*** Opening DATA IN THIS EXERCISE ***

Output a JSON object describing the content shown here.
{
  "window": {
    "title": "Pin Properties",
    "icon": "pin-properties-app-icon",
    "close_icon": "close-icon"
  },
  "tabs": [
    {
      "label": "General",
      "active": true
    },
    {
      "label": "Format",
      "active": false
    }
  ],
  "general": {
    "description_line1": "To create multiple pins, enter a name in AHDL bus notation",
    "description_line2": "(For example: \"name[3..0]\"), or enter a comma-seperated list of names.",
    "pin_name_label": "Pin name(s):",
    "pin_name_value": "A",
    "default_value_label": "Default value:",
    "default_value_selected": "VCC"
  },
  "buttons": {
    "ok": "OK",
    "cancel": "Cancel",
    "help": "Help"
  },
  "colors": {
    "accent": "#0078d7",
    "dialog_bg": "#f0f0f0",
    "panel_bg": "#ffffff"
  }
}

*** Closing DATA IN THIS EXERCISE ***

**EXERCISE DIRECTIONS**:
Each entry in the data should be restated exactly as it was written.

**ANSWER FOR THE TASK**:
Output a JSON object describing the content shown here.
{
  "window": {
    "title": "Pin Properties",
    "icon": "pin-properties-app-icon",
    "close_icon": "close-icon"
  },
  "tabs": [
    {
      "label": "General",
      "active": true
    },
    {
      "label": "Format",
      "active": false
    }
  ],
  "general": {
    "description_line1": "To create multiple pins, enter a name in AHDL bus notation",
    "description_line2": "(For example: \"name[3..0]\"), or enter a comma-seperated list of names.",
    "pin_name_label": "Pin name(s):",
    "pin_name_value": "A",
    "default_value_label": "Default value:",
    "default_value_selected": "VCC"
  },
  "buttons": {
    "ok": "OK",
    "cancel": "Cancel",
    "help": "Help"
  },
  "colors": {
    "accent": "#0078d7",
    "dialog_bg": "#f0f0f0",
    "panel_bg": "#ffffff"
  }
}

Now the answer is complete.